**Work instruction**. Copy out each line below in which the string "Enumerate" appears.

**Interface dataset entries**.
=== Begin Enclosure ===

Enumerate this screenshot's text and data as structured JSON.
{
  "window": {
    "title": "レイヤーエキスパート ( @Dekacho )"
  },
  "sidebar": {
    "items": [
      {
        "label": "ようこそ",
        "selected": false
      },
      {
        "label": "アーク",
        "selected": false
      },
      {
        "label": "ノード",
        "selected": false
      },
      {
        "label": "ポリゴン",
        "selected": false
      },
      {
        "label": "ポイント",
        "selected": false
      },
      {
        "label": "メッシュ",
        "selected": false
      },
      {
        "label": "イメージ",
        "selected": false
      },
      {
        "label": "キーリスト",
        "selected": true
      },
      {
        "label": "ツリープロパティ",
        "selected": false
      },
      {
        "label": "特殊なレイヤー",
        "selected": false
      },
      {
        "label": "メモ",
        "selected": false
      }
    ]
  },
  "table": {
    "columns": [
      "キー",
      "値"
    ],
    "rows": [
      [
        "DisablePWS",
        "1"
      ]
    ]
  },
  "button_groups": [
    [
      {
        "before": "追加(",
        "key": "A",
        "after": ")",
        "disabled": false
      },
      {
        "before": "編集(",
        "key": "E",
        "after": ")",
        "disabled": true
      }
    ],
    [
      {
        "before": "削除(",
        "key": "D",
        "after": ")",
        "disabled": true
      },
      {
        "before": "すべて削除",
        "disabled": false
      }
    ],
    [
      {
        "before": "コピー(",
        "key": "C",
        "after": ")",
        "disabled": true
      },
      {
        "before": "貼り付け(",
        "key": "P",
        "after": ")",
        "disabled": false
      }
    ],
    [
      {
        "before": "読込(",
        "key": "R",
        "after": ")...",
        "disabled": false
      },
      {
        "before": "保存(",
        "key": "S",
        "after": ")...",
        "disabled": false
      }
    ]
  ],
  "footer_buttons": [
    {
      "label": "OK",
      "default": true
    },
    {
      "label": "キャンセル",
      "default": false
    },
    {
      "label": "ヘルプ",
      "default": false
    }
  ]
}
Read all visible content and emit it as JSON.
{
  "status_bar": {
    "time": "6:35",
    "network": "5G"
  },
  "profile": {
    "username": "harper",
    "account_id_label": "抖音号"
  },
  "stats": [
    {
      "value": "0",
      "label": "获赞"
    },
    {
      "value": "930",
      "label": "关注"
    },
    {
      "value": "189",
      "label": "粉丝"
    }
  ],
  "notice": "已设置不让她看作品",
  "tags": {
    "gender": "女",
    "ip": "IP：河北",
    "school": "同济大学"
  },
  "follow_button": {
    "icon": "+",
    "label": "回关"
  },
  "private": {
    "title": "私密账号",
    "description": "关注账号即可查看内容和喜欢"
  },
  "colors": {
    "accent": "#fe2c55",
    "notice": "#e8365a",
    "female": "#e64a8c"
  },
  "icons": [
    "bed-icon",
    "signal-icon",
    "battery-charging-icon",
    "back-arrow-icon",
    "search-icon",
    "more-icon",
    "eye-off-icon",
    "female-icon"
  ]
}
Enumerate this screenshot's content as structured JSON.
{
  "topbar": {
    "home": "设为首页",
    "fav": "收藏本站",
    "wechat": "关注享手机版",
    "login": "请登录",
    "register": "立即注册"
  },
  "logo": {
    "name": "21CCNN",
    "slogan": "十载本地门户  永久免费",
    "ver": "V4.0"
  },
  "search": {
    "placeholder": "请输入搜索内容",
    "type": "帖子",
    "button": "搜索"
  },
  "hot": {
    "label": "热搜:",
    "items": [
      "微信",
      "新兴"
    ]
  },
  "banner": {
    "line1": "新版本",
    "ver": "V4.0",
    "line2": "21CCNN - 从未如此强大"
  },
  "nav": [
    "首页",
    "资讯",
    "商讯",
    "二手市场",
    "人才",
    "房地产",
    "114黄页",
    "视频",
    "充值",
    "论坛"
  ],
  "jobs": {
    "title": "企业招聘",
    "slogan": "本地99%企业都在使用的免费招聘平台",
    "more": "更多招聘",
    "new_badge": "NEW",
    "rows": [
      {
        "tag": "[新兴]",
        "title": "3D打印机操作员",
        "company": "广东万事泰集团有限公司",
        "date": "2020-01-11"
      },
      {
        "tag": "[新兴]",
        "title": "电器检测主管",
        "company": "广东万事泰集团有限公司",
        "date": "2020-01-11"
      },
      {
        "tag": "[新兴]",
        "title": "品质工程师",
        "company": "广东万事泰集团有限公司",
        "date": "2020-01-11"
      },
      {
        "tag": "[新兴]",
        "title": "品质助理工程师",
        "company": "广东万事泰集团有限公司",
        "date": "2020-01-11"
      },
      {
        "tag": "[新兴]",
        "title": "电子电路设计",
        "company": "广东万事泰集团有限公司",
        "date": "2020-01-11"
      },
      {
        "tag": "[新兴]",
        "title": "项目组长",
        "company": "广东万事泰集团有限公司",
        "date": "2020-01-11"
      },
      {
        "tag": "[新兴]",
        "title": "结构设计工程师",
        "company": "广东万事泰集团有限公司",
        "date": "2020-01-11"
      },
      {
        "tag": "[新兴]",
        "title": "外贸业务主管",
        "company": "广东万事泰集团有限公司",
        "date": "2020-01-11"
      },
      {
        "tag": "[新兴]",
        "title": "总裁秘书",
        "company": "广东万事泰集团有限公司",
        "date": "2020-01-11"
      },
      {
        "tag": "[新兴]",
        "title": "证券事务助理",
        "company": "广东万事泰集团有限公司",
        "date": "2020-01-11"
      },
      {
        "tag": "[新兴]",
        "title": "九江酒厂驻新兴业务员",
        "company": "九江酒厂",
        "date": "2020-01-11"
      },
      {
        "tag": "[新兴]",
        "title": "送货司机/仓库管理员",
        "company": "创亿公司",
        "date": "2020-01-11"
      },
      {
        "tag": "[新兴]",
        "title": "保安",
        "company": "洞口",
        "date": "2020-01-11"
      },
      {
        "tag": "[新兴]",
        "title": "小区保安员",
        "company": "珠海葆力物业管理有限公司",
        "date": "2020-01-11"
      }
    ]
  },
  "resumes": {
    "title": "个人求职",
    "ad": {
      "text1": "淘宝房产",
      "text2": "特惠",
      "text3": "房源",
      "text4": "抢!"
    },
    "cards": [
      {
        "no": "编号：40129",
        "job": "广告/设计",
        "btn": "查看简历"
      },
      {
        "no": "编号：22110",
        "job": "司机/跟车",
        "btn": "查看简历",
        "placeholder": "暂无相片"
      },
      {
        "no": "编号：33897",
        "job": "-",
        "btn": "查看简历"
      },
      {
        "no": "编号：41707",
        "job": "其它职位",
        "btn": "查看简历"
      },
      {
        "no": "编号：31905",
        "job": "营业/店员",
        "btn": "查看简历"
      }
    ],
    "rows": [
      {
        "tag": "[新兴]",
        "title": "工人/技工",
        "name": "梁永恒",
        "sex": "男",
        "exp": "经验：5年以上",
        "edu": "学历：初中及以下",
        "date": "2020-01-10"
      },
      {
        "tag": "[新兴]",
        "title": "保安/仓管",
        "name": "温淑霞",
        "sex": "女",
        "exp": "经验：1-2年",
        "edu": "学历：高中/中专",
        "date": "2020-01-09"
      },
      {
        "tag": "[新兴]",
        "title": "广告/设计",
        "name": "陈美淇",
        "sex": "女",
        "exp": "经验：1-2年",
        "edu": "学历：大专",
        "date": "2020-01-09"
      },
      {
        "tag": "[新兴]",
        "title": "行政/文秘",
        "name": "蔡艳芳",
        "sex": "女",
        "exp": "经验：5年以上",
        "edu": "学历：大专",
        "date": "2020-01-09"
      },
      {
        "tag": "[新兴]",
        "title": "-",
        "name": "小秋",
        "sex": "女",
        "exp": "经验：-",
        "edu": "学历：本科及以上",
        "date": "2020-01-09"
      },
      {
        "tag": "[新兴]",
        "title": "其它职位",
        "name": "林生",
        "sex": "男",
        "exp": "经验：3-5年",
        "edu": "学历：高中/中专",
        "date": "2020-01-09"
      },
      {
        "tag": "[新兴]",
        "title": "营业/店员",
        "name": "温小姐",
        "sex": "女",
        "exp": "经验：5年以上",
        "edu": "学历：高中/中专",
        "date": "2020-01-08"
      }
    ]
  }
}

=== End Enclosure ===

**Reply**.
Enumerate this screenshot's text and data as structured JSON.
Enumerate this screenshot's content as structured JSON.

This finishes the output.